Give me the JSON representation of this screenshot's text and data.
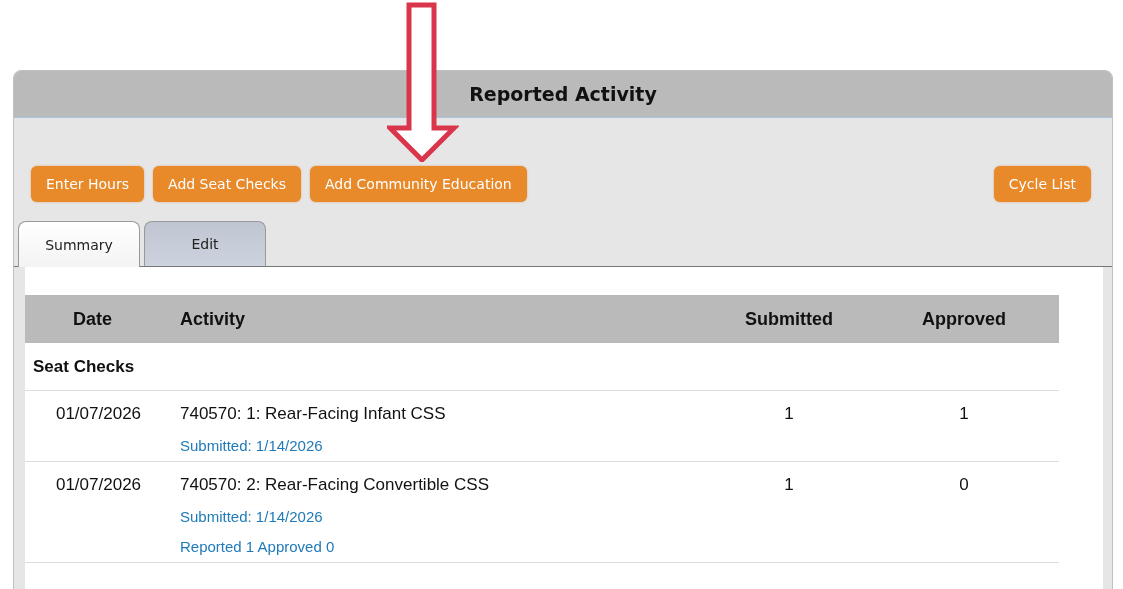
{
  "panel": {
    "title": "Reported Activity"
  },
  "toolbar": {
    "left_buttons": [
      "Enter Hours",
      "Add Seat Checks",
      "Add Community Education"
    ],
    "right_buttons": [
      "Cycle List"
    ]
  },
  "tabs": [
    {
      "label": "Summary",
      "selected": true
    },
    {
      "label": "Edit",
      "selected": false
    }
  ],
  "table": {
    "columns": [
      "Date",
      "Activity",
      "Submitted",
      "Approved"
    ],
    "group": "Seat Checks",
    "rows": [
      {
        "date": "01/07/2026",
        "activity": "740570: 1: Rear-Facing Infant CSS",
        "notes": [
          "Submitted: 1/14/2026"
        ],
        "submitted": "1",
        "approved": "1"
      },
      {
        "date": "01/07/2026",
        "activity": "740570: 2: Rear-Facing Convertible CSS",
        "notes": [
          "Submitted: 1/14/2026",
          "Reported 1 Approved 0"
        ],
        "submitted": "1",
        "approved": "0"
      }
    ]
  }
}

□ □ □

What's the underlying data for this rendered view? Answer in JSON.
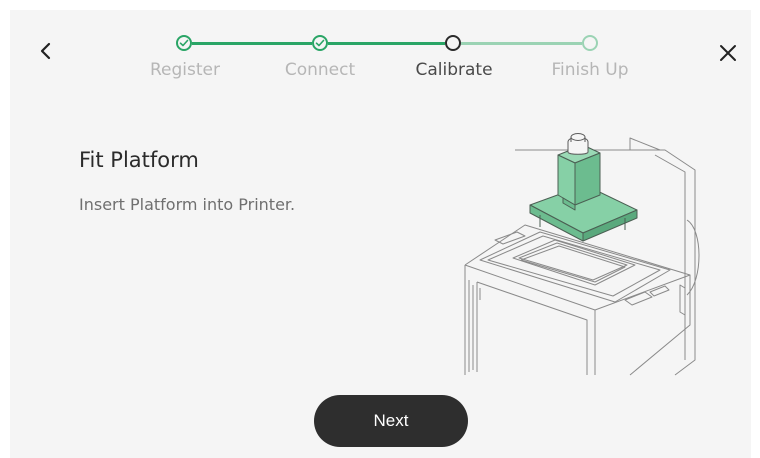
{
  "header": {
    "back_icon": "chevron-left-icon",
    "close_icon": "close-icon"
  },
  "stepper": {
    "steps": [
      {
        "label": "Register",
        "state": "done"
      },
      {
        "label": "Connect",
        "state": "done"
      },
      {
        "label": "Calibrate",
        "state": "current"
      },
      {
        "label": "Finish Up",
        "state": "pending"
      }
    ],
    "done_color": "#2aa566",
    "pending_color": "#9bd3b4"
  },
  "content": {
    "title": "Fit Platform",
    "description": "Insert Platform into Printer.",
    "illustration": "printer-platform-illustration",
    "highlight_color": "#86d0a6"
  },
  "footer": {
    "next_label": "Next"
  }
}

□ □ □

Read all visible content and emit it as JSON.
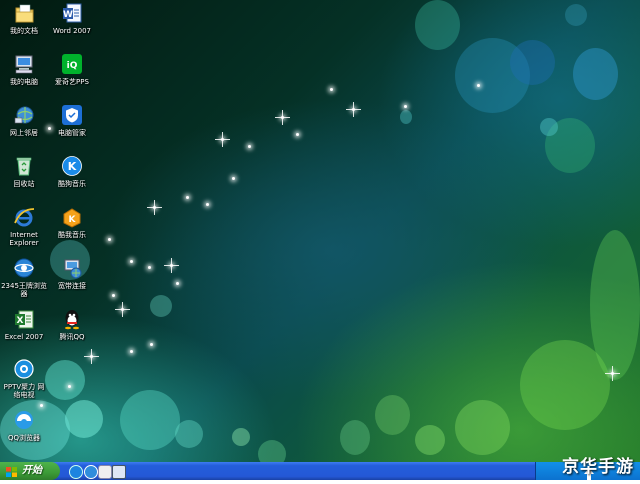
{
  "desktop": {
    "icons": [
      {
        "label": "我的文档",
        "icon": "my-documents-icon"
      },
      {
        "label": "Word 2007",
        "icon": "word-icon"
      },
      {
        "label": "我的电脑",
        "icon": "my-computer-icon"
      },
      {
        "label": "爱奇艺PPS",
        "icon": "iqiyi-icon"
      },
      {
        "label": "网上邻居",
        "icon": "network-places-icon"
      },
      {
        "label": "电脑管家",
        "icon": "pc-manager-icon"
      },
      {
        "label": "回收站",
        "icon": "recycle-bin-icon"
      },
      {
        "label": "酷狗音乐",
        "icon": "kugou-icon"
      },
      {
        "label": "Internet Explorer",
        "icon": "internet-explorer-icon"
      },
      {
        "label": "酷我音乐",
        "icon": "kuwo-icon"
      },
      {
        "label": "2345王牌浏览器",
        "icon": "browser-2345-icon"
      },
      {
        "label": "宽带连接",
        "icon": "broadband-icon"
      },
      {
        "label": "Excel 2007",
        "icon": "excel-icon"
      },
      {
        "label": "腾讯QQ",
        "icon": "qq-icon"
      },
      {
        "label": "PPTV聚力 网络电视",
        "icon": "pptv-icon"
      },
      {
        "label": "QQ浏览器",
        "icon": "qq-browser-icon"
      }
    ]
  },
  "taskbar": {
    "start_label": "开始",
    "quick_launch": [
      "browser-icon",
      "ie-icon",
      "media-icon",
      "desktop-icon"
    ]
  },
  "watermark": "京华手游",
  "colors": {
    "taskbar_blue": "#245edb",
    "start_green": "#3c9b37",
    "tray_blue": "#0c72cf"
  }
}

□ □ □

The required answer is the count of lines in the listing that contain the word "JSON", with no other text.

SOLVED PROBLEM: 3